The good news is that not all blind spots are negative (“You’re a better parent than you think you are”), and I have simple advice: Tell people about these! As for the bad kinds of blind spots, I understand why The National keeps returning to that problem, and it’s probably part of why I enjoy their music.


Beer, A., & Vazire, S. (2017). Evaluating the predictive validity of personality trait judgments using a naturalistic behavioral criterion: A preliminary test of the self-other knowledge asymmetry model. Journal of Research in Personality, 70, 107-121.

Connelly, B.S., & Ones, D.S. (2010). An other perspective on personality: meta-analytic integration of observers' accuracy and predictive validity. Psychological bulletin, 136, 1092-1122 .

Fay, A. J., Jordan, A. H., & Ehrlinger, J. (2012). How social norms promote misleading

social feedback and inaccurate self-assessment. Social & Personality Psychology

Compass, 6, 206–216.

Gallrein, A. M. B., Weßels, N. M., Carlson, E. N., & Leising, D. (2016). I still cannot see it–A replication of blind spots in self-perception. Journal of Research in Personality, 60, 1-7.

Gallrein, A.-M. B., Carlson, E. N., Holstein, M., & Leising, D. (2013). You spy with your

little eye: People are ‘‘blind” to some of the ways in which they are consensually

seen by others. Journal of Research in Personality, 47, 464–471.

Ozer, D. J., & Benet-Martinez, V. (2006). Personality and the prediction of consequential outcomes. Annual Review of Psychology, 57, 401-421.

Vazire, S. (2010). Who knows what about a person? The self-other knowledge

asymmetry (SOKA) model. Journal of Personality and Social Psychology, 98, 281-300.

Vazire, S., & Mehl, M. R. (2008). Knowing me, knowing you: The accuracy and

unique predictive validity of self-ratings and other-ratings of daily behavior.

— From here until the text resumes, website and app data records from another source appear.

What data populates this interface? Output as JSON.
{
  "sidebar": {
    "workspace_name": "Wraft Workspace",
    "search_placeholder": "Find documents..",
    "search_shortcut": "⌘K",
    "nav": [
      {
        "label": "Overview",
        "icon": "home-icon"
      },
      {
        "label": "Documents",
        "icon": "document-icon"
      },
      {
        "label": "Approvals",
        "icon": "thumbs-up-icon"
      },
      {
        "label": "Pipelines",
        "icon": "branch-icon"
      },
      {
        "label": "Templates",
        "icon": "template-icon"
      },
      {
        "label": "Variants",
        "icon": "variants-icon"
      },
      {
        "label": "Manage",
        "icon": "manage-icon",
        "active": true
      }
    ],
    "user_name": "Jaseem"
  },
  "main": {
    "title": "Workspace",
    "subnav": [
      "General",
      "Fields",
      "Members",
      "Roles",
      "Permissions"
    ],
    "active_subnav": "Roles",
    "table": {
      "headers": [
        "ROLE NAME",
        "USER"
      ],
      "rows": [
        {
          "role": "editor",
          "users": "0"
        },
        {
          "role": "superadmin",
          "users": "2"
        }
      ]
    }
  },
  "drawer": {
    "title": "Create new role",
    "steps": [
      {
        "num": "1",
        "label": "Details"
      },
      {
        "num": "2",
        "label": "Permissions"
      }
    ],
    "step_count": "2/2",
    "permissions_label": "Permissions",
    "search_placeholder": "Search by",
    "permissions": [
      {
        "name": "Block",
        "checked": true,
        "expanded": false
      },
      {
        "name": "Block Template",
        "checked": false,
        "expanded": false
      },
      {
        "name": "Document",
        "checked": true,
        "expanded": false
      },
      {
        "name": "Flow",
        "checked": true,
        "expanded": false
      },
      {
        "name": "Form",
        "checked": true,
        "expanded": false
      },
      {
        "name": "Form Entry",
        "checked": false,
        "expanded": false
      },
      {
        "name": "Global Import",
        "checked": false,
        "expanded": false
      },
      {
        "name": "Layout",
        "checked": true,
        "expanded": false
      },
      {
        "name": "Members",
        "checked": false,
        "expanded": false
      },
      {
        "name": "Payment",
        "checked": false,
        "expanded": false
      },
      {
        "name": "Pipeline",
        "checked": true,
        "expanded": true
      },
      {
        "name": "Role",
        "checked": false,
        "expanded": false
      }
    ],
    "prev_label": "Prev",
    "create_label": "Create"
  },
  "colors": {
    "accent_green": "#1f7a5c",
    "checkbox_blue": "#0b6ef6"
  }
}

Journal of Personality and Social Psychology, 95, 1202–1216.

More from Andrew Beer Ph.D.
More from Psychology Today